» **SOURCE RECORDS**
|---|
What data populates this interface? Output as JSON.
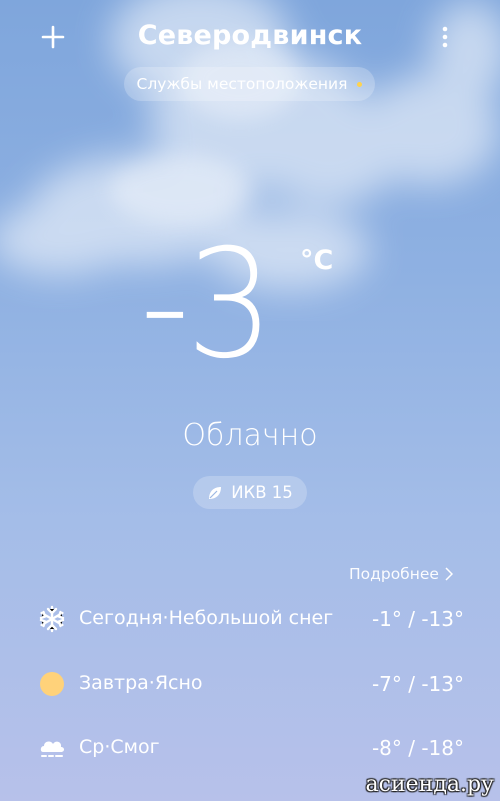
{
  "header": {
    "add_icon": "plus-icon",
    "city": "Северодвинск",
    "menu_icon": "more-vertical-icon"
  },
  "location_services": {
    "label": "Службы местоположения",
    "dot_color": "#ffd34d"
  },
  "current": {
    "temperature": "-3",
    "unit": "°C",
    "condition": "Облачно",
    "aqi_label": "ИКВ 15",
    "aqi_icon": "leaf-icon"
  },
  "details_link": {
    "label": "Подробнее",
    "icon": "chevron-right-icon"
  },
  "forecast": [
    {
      "icon": "snowflake-icon",
      "label": "Сегодня·Небольшой снег",
      "temps": "-1° / -13°"
    },
    {
      "icon": "sun-icon",
      "label": "Завтра·Ясно",
      "temps": "-7° / -13°"
    },
    {
      "icon": "smog-icon",
      "label": "Ср·Смог",
      "temps": "-8° / -18°"
    }
  ],
  "watermark": "асиенда.ру"
}
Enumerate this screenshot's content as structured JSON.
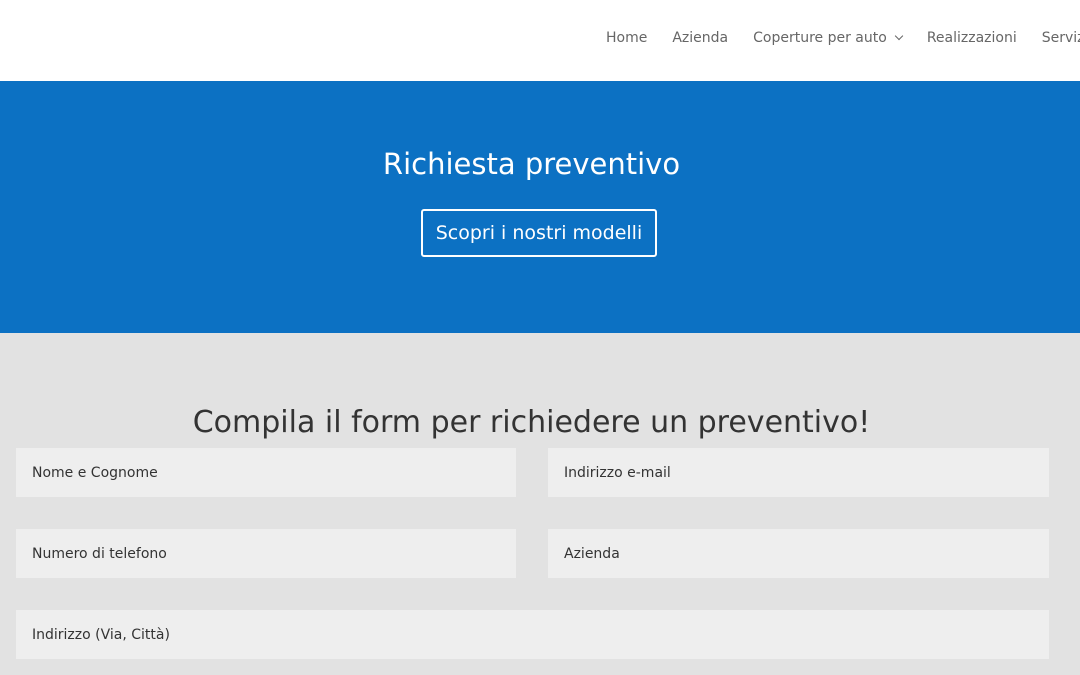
{
  "nav": {
    "items": [
      {
        "label": "Home",
        "has_dropdown": false
      },
      {
        "label": "Azienda",
        "has_dropdown": false
      },
      {
        "label": "Coperture per auto",
        "has_dropdown": true
      },
      {
        "label": "Realizzazioni",
        "has_dropdown": false
      },
      {
        "label": "Servizi",
        "has_dropdown": false
      }
    ]
  },
  "hero": {
    "title": "Richiesta preventivo",
    "button_label": "Scopri i nostri modelli",
    "background_color": "#0c71c3"
  },
  "form": {
    "title": "Compila il form per richiedere un preventivo!",
    "fields": {
      "name_placeholder": "Nome e Cognome",
      "email_placeholder": "Indirizzo e-mail",
      "phone_placeholder": "Numero di telefono",
      "company_placeholder": "Azienda",
      "address_placeholder": "Indirizzo (Via, Città)"
    }
  },
  "colors": {
    "page_background": "#e2e2e2",
    "field_background": "#eeeeee",
    "nav_text": "#666666"
  }
}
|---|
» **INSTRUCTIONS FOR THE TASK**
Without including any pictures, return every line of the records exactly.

» **ANSWER SPACE**
What data populates this interface? Output as JSON.
{
  "header": {
    "add_icon": "plus-icon",
    "city": "Северодвинск",
    "menu_icon": "more-vertical-icon"
  },
  "location_services": {
    "label": "Службы местоположения",
    "dot_color": "#ffd34d"
  },
  "current": {
    "temperature": "-3",
    "unit": "°C",
    "condition": "Облачно",
    "aqi_label": "ИКВ 15",
    "aqi_icon": "leaf-icon"
  },
  "details_link": {
    "label": "Подробнее",
    "icon": "chevron-right-icon"
  },
  "forecast": [
    {
      "icon": "snowflake-icon",
      "label": "Сегодня·Небольшой снег",
      "temps": "-1° / -13°"
    },
    {
      "icon": "sun-icon",
      "label": "Завтра·Ясно",
      "temps": "-7° / -13°"
    },
    {
      "icon": "smog-icon",
      "label": "Ср·Смог",
      "temps": "-8° / -18°"
    }
  ],
  "watermark": "асиенда.ру"
}
Enumerate this screenshot's content as structured JSON.
{
  "nav": {
    "items": [
      {
        "label": "Home",
        "has_dropdown": false
      },
      {
        "label": "Azienda",
        "has_dropdown": false
      },
      {
        "label": "Coperture per auto",
        "has_dropdown": true
      },
      {
        "label": "Realizzazioni",
        "has_dropdown": false
      },
      {
        "label": "Servizi",
        "has_dropdown": false
      }
    ]
  },
  "hero": {
    "title": "Richiesta preventivo",
    "button_label": "Scopri i nostri modelli",
    "background_color": "#0c71c3"
  },
  "form": {
    "title": "Compila il form per richiedere un preventivo!",
    "fields": {
      "name_placeholder": "Nome e Cognome",
      "email_placeholder": "Indirizzo e-mail",
      "phone_placeholder": "Numero di telefono",
      "company_placeholder": "Azienda",
      "address_placeholder": "Indirizzo (Via, Città)"
    }
  },
  "colors": {
    "page_background": "#e2e2e2",
    "field_background": "#eeeeee",
    "nav_text": "#666666"
  }
}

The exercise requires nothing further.